Am coming out of lurkdom to chime in my thanks for your comments, advice and the spirit you bring to this forum. You are so motivating! I've completed (6) 21-miler events at Big Sur and am looking forward to completing my first full marathon this year. Am definitely nervous but reading everyone's posts is a big help. Probably won't be much quicker than a 5:30/5:45 finish but I will be so psyched to see, and cross, the finish line.

I will look for you in the pre-race darkness to say hey, and thanks, in person.

Posted 07.04.08, 6:47am

So, how can you tell the difference between lurking and just reading but not having anything useful to add? Your comments are complete.

Okay, well, Thank You is always appropriate, so Thank You!

Oh, and good luck, Kelly.

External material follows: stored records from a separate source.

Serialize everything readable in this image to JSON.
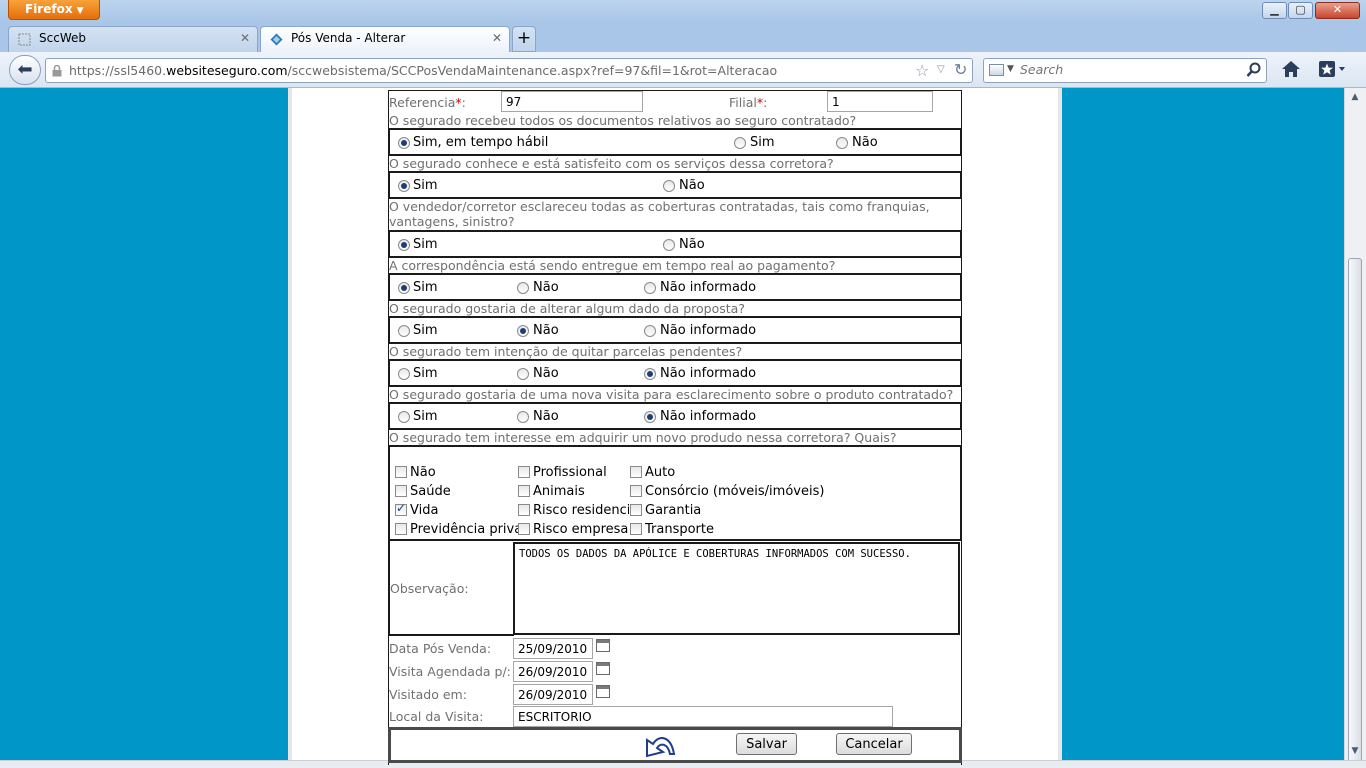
{
  "browser": {
    "app_button_label": "Firefox",
    "tabs": [
      {
        "label": "SccWeb"
      },
      {
        "label": "Pós Venda - Alterar"
      }
    ],
    "new_tab_label": "+",
    "url_prefix": "https://ssl5460.",
    "url_domain": "websiteseguro.com",
    "url_suffix": "/sccwebsistema/SCCPosVendaMaintenance.aspx?ref=97&fil=1&rot=Alteracao",
    "search_placeholder": "Search"
  },
  "form": {
    "referencia_label": "Referencia",
    "referencia_value": "97",
    "filial_label": "Filial",
    "filial_value": "1",
    "required_mark": "*",
    "colon": ":",
    "questions": [
      {
        "text": "O segurado recebeu todos os documentos relativos ao seguro contratado?",
        "options": [
          "Sim, em tempo hábil",
          "Sim",
          "Não"
        ]
      },
      {
        "text": "O segurado conhece e está satisfeito com os serviços dessa corretora?",
        "options": [
          "Sim",
          "Não"
        ]
      },
      {
        "text": "O vendedor/corretor esclareceu todas as coberturas contratadas, tais como franquias, vantagens, sinistro?",
        "options": [
          "Sim",
          "Não"
        ]
      },
      {
        "text": "A correspondência está sendo entregue em tempo real ao pagamento?",
        "options": [
          "Sim",
          "Não",
          "Não informado"
        ]
      },
      {
        "text": "O segurado gostaria de alterar algum dado da proposta?",
        "options": [
          "Sim",
          "Não",
          "Não informado"
        ]
      },
      {
        "text": "O segurado tem intenção de quitar parcelas pendentes?",
        "options": [
          "Sim",
          "Não",
          "Não informado"
        ]
      },
      {
        "text": "O segurado gostaria de uma nova visita para esclarecimento sobre o produto contratado?",
        "options": [
          "Sim",
          "Não",
          "Não informado"
        ]
      }
    ],
    "products_question": "O segurado tem interesse em adquirir um novo produdo nessa corretora? Quais?",
    "products": [
      {
        "label": "Não"
      },
      {
        "label": "Profissional"
      },
      {
        "label": "Auto"
      },
      {
        "label": "Saúde"
      },
      {
        "label": "Animais"
      },
      {
        "label": "Consórcio (móveis/imóveis)"
      },
      {
        "label": "Vida"
      },
      {
        "label": "Risco residencial"
      },
      {
        "label": "Garantia"
      },
      {
        "label": "Previdência privada"
      },
      {
        "label": "Risco empresarial"
      },
      {
        "label": "Transporte"
      }
    ],
    "observacao_label": "Observação:",
    "observacao_value": "TODOS OS DADOS DA APÓLICE E COBERTURAS INFORMADOS COM SUCESSO.",
    "data_pos_venda_label": "Data Pós Venda:",
    "data_pos_venda_value": "25/09/2010",
    "visita_agendada_label": "Visita Agendada p/:",
    "visita_agendada_value": "26/09/2010",
    "visitado_em_label": "Visitado em:",
    "visitado_em_value": "26/09/2010",
    "local_visita_label": "Local da Visita:",
    "local_visita_value": "ESCRITORIO",
    "save_label": "Salvar",
    "cancel_label": "Cancelar"
  },
  "colors": {
    "page_background": "#0096c8",
    "required": "#d40000",
    "label_gray": "#707070"
  },
  "icons": [
    "back-arrow-icon",
    "lock-icon",
    "star-icon",
    "reload-icon",
    "search-icon",
    "home-icon",
    "bookmarks-icon",
    "calendar-icon",
    "back-link-icon"
  ]
}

Posted 08.04.08, 9:17pm

Replies versus Views on the front page

Posted 10.04.08, 1:35am

Okay...,
I've been caught, as well. I don't post that much...I just don't feel confident that I have any big revelations to add. :oops:

That being said, huge thanks for the blow by blow advice. I, and I'm sure others, really appreciate the added confidence that your posts bring.

I'm hoping for an under 5 hour marathon. (4:59:59) Here's to our last 2+ weeks 8)
Teresa

Posted 10.04.08, 5:08am

Lets bring the series back to the top one more time

Edited Thu Apr 24th 2008 3:49 am by Grzldvt

Posted 24.04.08, 4:49am

TTT

Posted 02.04.09, 6:41am